Among the Islands
By Tim Flannery
An eminent zoologist reports from his adventures through the South Pacific Islands.

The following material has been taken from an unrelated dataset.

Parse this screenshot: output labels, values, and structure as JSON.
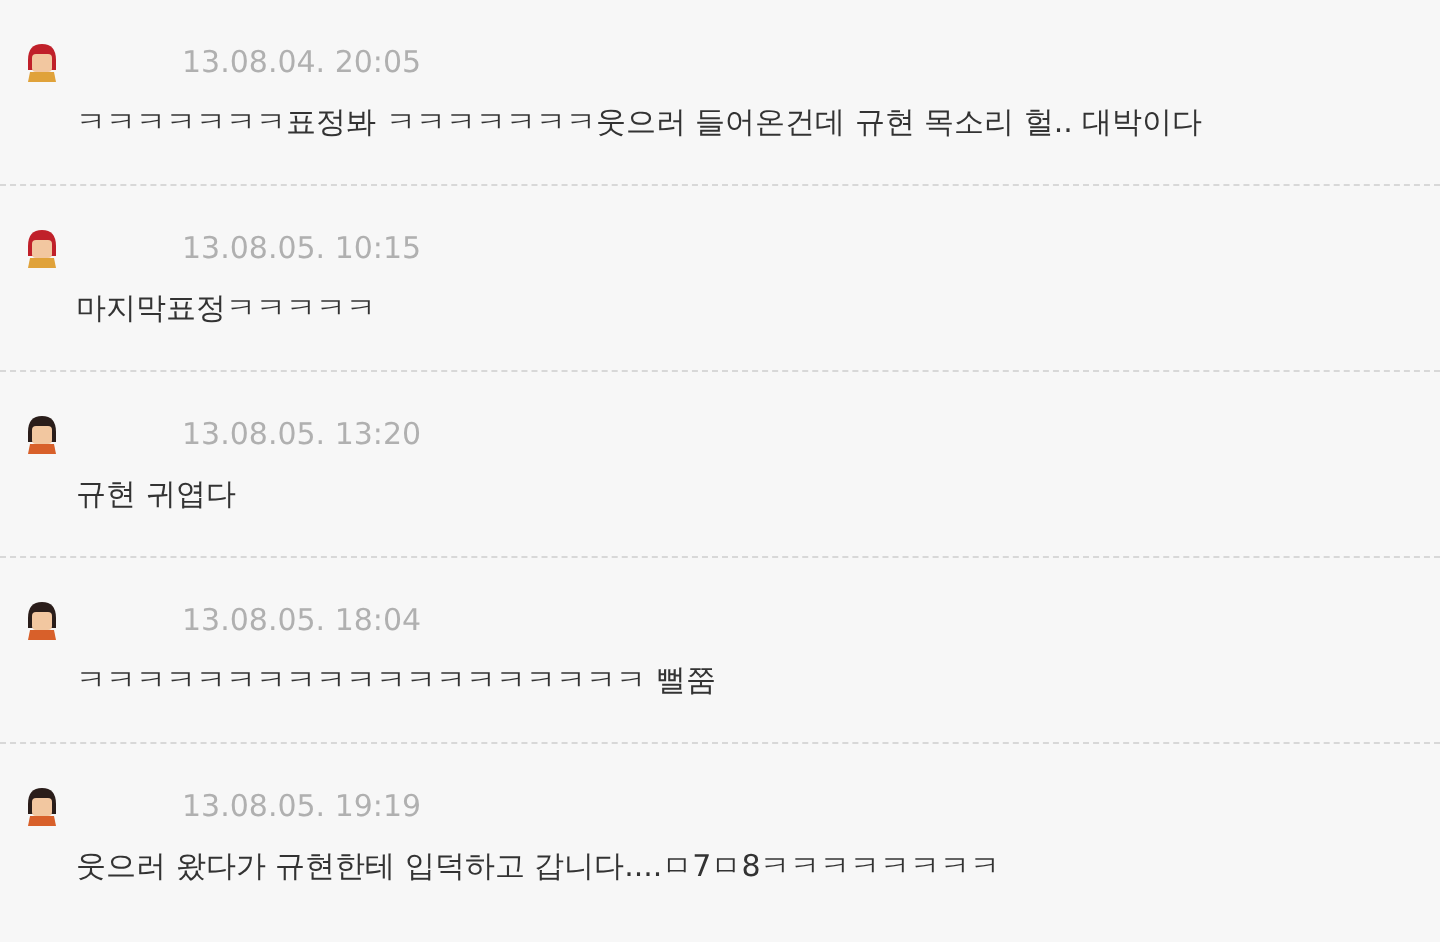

Australian scientist and writer Tim Flannery is credited with discovering more species than Charles Darwin, but after reading his new book Among The Islands: Adventures In the Pacific, it’s clear this was hardly a monomaniacal goal, and more a byproduct of his wanderlust. In his chest beats the wayfaring heart of a discoverer, and in this book, which details his colorful adventures among the flora and fauna of the South Pacific Islands, he reminds us that even right here on Earth, incredible things are waiting to be known. From exploring dark caves full of gigantic bats to getting drunk on kava-filled coconuts with tribal chieftains, the book blurs the line between biology and anthropology, and shows how it’s hard to explore one without exploring the other. There are also engrossing digressions on the history of the various peoples he encounters, generally filled with the struggle for autonomy in the face of colonialism, but the book works best when Flannery describes what it feels like to encounter a new creature, as if reporting from another planet.